Aim of the exercise: Find the lines in these entries that include the word "Florida" and state how many there are, with no other words.

(Dataset records)
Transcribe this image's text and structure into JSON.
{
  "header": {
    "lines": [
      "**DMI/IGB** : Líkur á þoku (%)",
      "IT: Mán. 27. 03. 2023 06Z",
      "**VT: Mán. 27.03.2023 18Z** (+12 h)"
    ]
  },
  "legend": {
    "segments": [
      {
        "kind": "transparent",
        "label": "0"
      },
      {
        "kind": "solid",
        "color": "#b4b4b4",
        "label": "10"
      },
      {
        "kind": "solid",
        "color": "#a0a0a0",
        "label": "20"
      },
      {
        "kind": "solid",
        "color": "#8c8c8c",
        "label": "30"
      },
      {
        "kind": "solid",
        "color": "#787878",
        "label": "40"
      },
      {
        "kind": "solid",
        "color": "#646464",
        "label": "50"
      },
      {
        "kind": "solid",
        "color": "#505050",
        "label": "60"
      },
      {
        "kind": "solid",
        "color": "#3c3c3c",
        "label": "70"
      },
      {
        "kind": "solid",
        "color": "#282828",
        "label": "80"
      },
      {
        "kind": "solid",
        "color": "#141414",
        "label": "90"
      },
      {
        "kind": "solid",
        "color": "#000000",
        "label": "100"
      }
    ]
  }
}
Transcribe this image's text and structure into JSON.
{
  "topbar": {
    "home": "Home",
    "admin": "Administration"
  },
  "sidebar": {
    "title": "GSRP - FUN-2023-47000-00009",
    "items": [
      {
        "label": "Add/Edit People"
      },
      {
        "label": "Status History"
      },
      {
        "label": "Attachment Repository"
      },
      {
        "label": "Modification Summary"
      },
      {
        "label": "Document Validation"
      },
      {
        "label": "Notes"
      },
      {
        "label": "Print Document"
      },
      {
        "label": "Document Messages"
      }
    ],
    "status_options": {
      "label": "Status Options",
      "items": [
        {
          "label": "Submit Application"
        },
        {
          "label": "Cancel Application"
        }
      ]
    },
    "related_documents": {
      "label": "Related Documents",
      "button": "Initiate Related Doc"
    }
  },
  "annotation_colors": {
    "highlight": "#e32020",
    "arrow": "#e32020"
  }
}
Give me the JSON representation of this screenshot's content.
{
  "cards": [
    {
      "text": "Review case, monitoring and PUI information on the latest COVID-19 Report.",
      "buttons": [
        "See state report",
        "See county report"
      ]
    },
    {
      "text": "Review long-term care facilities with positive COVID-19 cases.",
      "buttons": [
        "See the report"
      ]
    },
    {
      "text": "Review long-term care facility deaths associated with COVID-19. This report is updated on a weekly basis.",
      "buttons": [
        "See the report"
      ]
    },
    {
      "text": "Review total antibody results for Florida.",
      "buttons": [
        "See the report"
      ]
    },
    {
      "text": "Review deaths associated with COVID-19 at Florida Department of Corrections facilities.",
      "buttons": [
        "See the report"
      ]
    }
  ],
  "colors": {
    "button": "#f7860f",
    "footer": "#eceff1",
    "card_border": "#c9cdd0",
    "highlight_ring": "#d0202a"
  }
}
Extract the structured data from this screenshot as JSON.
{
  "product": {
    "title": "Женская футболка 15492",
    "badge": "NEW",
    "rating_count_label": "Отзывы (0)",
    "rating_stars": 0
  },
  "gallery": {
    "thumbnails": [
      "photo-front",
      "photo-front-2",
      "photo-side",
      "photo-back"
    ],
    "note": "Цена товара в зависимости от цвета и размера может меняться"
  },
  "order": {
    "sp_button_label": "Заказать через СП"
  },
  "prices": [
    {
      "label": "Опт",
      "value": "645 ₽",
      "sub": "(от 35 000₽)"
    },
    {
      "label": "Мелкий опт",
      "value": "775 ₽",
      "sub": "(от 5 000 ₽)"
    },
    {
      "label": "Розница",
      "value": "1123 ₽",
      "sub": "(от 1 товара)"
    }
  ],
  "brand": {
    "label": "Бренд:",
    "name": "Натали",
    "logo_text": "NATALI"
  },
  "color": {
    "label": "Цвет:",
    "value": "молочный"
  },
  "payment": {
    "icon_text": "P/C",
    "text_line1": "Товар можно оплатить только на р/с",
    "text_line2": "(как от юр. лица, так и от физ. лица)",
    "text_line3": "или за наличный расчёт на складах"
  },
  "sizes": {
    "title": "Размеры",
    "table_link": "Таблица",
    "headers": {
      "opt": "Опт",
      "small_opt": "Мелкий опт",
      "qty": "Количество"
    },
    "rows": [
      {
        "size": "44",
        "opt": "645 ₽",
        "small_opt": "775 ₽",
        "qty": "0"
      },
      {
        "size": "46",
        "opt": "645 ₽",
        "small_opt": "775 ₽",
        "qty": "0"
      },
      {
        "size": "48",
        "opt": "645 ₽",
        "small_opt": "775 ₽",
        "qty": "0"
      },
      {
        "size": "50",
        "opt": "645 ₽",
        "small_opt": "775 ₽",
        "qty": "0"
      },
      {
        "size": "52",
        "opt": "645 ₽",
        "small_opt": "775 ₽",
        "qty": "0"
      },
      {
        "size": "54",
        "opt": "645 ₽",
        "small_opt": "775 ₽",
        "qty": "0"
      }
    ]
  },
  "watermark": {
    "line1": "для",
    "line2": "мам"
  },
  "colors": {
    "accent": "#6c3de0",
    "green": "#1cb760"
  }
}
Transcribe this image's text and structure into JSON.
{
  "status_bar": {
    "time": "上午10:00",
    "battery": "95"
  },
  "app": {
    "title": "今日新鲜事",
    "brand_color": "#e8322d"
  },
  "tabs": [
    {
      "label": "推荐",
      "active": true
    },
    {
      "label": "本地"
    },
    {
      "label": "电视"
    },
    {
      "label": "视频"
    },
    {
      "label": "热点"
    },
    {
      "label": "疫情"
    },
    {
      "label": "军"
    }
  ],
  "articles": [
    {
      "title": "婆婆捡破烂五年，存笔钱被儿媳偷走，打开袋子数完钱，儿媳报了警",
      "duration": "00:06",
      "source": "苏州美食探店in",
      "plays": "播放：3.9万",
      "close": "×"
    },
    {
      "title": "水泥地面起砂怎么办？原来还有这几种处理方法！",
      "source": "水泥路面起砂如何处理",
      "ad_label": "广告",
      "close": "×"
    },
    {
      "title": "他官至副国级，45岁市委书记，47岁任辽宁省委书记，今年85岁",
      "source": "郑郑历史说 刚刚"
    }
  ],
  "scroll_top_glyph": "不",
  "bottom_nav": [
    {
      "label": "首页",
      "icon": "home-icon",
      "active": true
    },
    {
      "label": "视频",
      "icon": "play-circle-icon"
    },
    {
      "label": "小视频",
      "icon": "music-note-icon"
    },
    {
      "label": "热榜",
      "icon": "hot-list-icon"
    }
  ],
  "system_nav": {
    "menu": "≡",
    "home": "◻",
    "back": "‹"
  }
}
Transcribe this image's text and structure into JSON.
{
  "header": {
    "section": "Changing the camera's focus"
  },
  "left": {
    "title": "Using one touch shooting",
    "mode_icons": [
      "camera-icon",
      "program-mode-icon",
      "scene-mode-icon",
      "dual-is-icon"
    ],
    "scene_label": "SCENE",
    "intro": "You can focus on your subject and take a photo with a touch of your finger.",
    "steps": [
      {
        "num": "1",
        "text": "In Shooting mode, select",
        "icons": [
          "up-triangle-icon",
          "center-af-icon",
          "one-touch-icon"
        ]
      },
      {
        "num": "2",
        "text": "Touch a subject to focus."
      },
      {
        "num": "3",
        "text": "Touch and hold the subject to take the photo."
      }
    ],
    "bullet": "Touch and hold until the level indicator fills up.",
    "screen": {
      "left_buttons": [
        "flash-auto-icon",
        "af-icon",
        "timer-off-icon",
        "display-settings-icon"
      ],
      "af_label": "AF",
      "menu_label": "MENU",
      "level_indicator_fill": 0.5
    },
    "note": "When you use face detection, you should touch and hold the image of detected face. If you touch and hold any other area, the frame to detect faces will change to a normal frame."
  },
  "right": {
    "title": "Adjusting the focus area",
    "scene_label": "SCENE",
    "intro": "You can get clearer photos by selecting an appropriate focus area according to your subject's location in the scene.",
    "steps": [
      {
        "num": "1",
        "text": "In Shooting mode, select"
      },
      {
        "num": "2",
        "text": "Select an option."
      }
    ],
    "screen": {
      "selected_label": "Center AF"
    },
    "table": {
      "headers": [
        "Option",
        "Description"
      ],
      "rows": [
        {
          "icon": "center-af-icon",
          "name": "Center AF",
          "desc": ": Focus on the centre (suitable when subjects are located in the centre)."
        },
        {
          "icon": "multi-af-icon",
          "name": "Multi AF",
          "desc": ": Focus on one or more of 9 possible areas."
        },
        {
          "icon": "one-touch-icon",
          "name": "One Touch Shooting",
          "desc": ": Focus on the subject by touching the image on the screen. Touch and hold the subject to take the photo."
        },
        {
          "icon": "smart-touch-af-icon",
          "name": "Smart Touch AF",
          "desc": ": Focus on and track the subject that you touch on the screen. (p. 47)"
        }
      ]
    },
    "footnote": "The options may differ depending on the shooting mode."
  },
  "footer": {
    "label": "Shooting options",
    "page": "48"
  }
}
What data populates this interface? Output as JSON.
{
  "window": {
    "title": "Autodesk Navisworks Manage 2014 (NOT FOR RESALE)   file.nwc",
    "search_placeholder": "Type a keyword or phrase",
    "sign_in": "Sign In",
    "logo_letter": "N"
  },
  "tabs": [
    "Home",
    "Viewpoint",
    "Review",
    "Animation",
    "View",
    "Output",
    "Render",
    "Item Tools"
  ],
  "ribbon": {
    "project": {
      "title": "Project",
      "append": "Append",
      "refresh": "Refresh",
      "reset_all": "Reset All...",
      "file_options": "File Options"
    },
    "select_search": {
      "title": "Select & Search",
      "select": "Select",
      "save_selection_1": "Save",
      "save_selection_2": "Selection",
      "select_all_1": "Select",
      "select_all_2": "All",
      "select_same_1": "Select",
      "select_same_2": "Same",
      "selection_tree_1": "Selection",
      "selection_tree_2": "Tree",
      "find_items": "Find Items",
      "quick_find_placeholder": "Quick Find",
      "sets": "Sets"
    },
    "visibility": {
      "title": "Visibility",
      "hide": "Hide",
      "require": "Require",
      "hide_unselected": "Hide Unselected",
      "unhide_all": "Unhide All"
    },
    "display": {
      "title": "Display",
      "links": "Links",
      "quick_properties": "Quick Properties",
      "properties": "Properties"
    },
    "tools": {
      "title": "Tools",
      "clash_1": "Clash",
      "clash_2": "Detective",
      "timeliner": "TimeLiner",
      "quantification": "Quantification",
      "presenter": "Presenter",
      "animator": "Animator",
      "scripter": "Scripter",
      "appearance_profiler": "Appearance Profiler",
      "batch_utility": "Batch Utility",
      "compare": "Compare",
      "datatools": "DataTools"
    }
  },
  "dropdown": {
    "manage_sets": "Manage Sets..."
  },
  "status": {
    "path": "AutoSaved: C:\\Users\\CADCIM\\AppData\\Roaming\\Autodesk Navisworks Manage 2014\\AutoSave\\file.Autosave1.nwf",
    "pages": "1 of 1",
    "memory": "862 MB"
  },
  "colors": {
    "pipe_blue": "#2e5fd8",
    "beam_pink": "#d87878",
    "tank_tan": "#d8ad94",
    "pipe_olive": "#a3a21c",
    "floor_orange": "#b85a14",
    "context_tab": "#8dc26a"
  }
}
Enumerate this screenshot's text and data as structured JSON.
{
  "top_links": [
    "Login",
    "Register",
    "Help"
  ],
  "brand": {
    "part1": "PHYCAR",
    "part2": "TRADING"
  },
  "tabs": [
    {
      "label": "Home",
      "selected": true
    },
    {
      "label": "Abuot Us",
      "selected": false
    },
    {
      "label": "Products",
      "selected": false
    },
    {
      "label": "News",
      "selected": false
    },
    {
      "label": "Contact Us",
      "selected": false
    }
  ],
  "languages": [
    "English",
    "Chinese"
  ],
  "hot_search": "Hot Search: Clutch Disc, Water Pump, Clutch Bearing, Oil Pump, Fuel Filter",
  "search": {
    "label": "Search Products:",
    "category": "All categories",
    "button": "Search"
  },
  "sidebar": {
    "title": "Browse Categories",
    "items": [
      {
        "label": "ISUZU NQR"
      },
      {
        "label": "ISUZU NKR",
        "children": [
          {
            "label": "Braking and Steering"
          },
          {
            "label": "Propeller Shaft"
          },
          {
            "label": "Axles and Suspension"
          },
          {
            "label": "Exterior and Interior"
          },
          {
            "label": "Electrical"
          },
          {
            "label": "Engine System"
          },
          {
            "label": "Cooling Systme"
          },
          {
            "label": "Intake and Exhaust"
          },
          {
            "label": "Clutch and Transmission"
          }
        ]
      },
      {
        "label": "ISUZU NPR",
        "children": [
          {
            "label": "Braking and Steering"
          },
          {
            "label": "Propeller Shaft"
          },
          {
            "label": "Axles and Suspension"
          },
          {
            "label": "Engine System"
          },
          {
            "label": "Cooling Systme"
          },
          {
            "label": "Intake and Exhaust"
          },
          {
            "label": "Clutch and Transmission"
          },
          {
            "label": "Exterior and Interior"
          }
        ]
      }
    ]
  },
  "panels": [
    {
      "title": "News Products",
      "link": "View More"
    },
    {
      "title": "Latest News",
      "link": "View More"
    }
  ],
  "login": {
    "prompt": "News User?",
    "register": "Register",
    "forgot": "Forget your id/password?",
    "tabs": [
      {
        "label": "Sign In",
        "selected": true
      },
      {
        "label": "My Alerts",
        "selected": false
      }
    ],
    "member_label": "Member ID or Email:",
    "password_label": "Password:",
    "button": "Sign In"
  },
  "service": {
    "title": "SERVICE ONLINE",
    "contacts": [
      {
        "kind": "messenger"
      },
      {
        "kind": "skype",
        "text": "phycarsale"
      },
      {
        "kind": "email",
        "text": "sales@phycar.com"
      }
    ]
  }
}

Task response: 2